There's some really basic ways of testing and designing your interface, but it comes down to a few simple metrics:

Thou shalt be clear and concise
When making an interface, it is good to separate different functionalities. That way, a user can focus on only that functionality that he or she wishes to use. Next to that, the switch of focus to another grouping of functionality is easier, the user can easily discern that certain functionality is not present in this group and determine the correct group more easily.
Simply put: Group functionality that is alike together, and give this functionality a way of standing out as grouped.

Thou shalt not offer too much information
People can only handle a finite amount of information. The more information you add, the more time it takes to properly use this information. Read up on the "7 plus or minus 2"-rule if you're interested. Also, this is why we want interfaces to be neat and uncluttered. It's harder to keep focus and actively perceive cluttered data.
This all boils down to one point : Information overload, which can impair or even paralyze decision-making when using your interface. For this reason it is better to use few elements in an interface

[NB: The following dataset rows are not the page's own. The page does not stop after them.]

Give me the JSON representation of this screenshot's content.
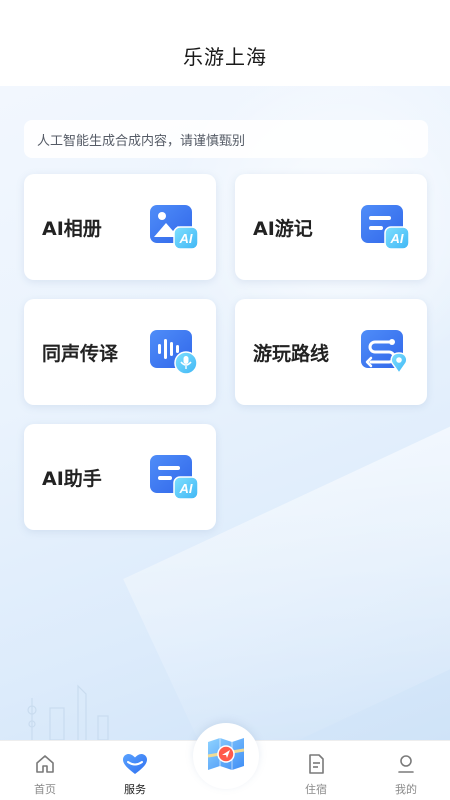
{
  "header": {
    "title": "乐游上海"
  },
  "notice": {
    "text": "人工智能生成合成内容，请谨慎甄别"
  },
  "cards": [
    {
      "label": "AI相册",
      "icon": "ai-photo-album-icon"
    },
    {
      "label": "AI游记",
      "icon": "ai-travel-notes-icon"
    },
    {
      "label": "同声传译",
      "icon": "voice-translation-icon"
    },
    {
      "label": "游玩路线",
      "icon": "route-map-icon"
    },
    {
      "label": "AI助手",
      "icon": "ai-assistant-icon"
    }
  ],
  "tabbar": {
    "items": [
      {
        "label": "首页",
        "icon": "home-icon"
      },
      {
        "label": "服务",
        "icon": "heart-services-icon",
        "active": true
      },
      {
        "label": "住宿",
        "icon": "document-icon"
      },
      {
        "label": "我的",
        "icon": "user-icon"
      }
    ],
    "center_icon": "map-location-icon"
  },
  "colors": {
    "accent": "#3d7cf5",
    "accent_light": "#5ec5f5",
    "background_gradient_start": "#f2f7fe",
    "background_gradient_end": "#cfe3f8"
  }
}
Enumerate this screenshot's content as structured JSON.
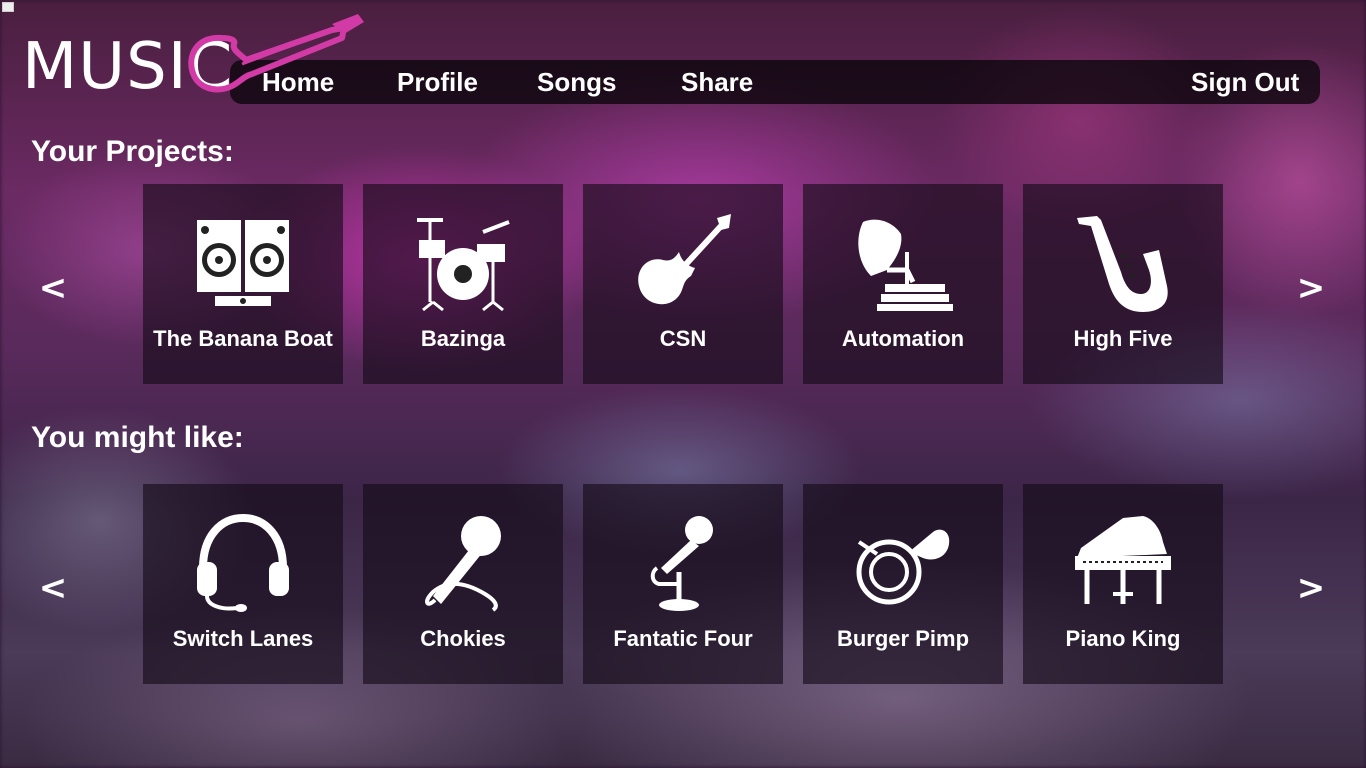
{
  "app": {
    "logo_text": "MUSIC"
  },
  "nav": {
    "home": "Home",
    "profile": "Profile",
    "songs": "Songs",
    "share": "Share",
    "sign_out": "Sign Out"
  },
  "sections": {
    "projects_title": "Your Projects:",
    "suggestions_title": "You might like:"
  },
  "arrows": {
    "prev": "<",
    "next": ">"
  },
  "projects": [
    {
      "title": "The Banana Boat",
      "icon": "speakers-icon"
    },
    {
      "title": "Bazinga",
      "icon": "drum-kit-icon"
    },
    {
      "title": "CSN",
      "icon": "electric-guitar-icon"
    },
    {
      "title": "Automation",
      "icon": "gramophone-icon"
    },
    {
      "title": "High Five",
      "icon": "saxophone-icon"
    }
  ],
  "suggestions": [
    {
      "title": "Switch Lanes",
      "icon": "headset-icon"
    },
    {
      "title": "Chokies",
      "icon": "microphone-icon"
    },
    {
      "title": "Fantatic Four",
      "icon": "mic-stand-icon"
    },
    {
      "title": "Burger Pimp",
      "icon": "french-horn-icon"
    },
    {
      "title": "Piano King",
      "icon": "grand-piano-icon"
    }
  ],
  "colors": {
    "accent": "#d23aa6",
    "tile_bg": "#140a16"
  }
}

Thou shalt not make it too much work
Good interfaces are intended to support your actions and should never needlessly hinder or delay the wish to use an action. A simple metric for this in classic interfaces are clicks or actions taken to actually get something done. If I need to interact with my interface twice instead of thrice to make it do what I want it to do, my interface is better. Do this for all possible interactions and multiply this by the incidence of each interaction, and you'll get a nice weighed average that indicates the complexity of your interface. Again, low is good here.

These principles automatically take you through a few decisions that are very visible in the new office interface: Functionalities are grouped, the ribbon tabs make sure you only need to take two actions to actually reach the specific action and functionality you seek, the ribbon gives you a clear and concise view of the functionality within the group and lastly, only the 'active' functionality is visible, reducing clutter and ordering the interface for use.

Not that this is the best of all possible interfaces, but it is a good case study of basic interface design. But there's one catch; this is all classical interface design. These principles have been known for years, if not decades, but have finally grown into firm guidelines for the making of classic computer interfaces. Again, this is a good thing(tm), as initially (and we're speaking seventies and eighties here) interfaces were mostly an afterthought.

But how will we deal with other, new types of interfaces? The obvious way is to adapt current interface standards to the new interfaces, but this does pose some difficulties, as there are myriad ( Speech, haptic, BCI, multitouch, 3D or combinations of such) forms of interfaces that by their very nature offer different forms of interacting and showing information.

Each of these interfaces is different and offers different ways of interacting through them, which is probably the key word here: through.
A good interface should become invisible and disappear from view as soon as possible, as it only exists as a framework for a user to interact through, translating the abstract thoughts and wishes of users into precise and defined actions that are then translated to an abstract model inside the computer.

The direction this course and research is quickly taking is along these lines: Not quantifying merely the way we interact with an interface, but also determining how and what we think and how much cognitive work is needed to effect a wish through means of the interface towards the computer. A more pro-active approach that I'll hopefully delve deeper in as this research project advances